# WHAT TO WORK ON:
In your copy, each record should read exactly as it does below, and no pictures should be present.

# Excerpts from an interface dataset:
####
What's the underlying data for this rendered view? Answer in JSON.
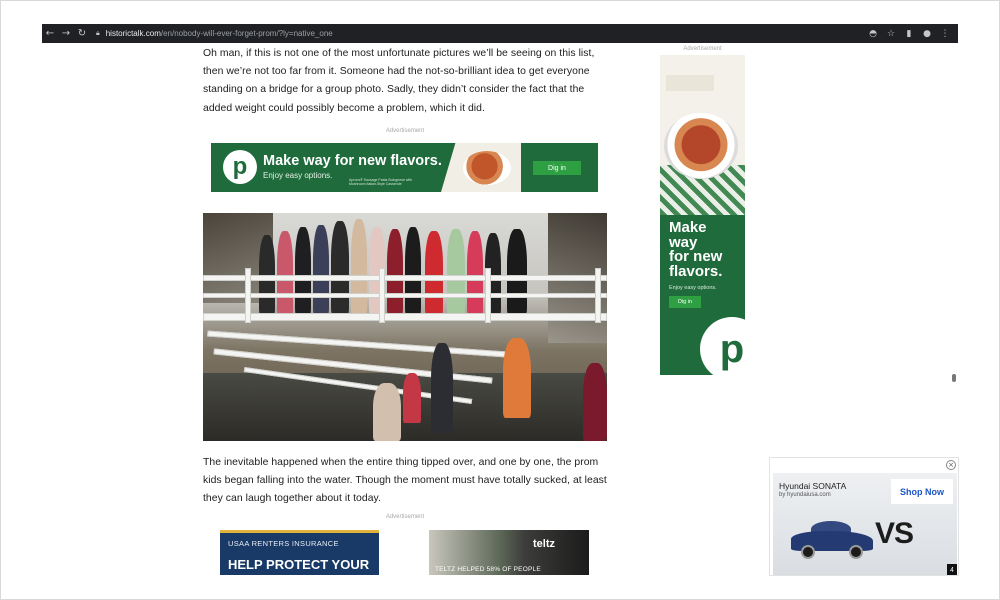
{
  "browser": {
    "url_host": "historictalk.com",
    "url_path": "/en/nobody-will-ever-forget-prom/?ly=native_one"
  },
  "article": {
    "paragraph_1": "Oh man, if this is not one of the most unfortunate pictures we’ll be seeing on this list, then we’re not too far from it. Someone had the not-so-brilliant idea to get everyone standing on a bridge for a group photo. Sadly, they didn’t consider the fact that the added weight could possibly become a problem, which it did.",
    "paragraph_2": "The inevitable happened when the entire thing tipped over, and one by one, the prom kids began falling into the water. Though the moment must have totally sucked, at least they can laugh together about it today."
  },
  "ad_label": "Advertisement",
  "publix_banner": {
    "logo_letter": "p",
    "title": "Make way for new flavors.",
    "subtitle": "Enjoy easy options.",
    "fine_print": "Aprons® Sausage Pasta Bolognese with Mushroom Italian-Style Casserole",
    "cta": "Dig in"
  },
  "publix_skyscraper": {
    "headline": "Make\nway\nfor new\nflavors.",
    "subtitle": "Enjoy easy options.",
    "cta": "Dig in",
    "logo_letter": "p"
  },
  "hyundai_ad": {
    "title": "Hyundai SONATA",
    "url": "by hyundaiusa.com",
    "cta": "Shop Now",
    "vs_text": "VS",
    "badge": "4",
    "close": "×"
  },
  "usaa_ad": {
    "small": "USAA RENTERS INSURANCE",
    "big": "HELP PROTECT YOUR"
  },
  "telt_ad": {
    "logo": "teltz",
    "caption": "TELTZ HELPED 58% OF PEOPLE"
  }
}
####
# SOLUTION TO THIS EXERCISE:
What's the underlying data for this rendered view? Answer in JSON.
{
  "browser": {
    "url_host": "historictalk.com",
    "url_path": "/en/nobody-will-ever-forget-prom/?ly=native_one"
  },
  "article": {
    "paragraph_1": "Oh man, if this is not one of the most unfortunate pictures we’ll be seeing on this list, then we’re not too far from it. Someone had the not-so-brilliant idea to get everyone standing on a bridge for a group photo. Sadly, they didn’t consider the fact that the added weight could possibly become a problem, which it did.",
    "paragraph_2": "The inevitable happened when the entire thing tipped over, and one by one, the prom kids began falling into the water. Though the moment must have totally sucked, at least they can laugh together about it today."
  },
  "ad_label": "Advertisement",
  "publix_banner": {
    "logo_letter": "p",
    "title": "Make way for new flavors.",
    "subtitle": "Enjoy easy options.",
    "fine_print": "Aprons® Sausage Pasta Bolognese with Mushroom Italian-Style Casserole",
    "cta": "Dig in"
  },
  "publix_skyscraper": {
    "headline": "Make\nway\nfor new\nflavors.",
    "subtitle": "Enjoy easy options.",
    "cta": "Dig in",
    "logo_letter": "p"
  },
  "hyundai_ad": {
    "title": "Hyundai SONATA",
    "url": "by hyundaiusa.com",
    "cta": "Shop Now",
    "vs_text": "VS",
    "badge": "4",
    "close": "×"
  },
  "usaa_ad": {
    "small": "USAA RENTERS INSURANCE",
    "big": "HELP PROTECT YOUR"
  },
  "telt_ad": {
    "logo": "teltz",
    "caption": "TELTZ HELPED 58% OF PEOPLE"
  }
}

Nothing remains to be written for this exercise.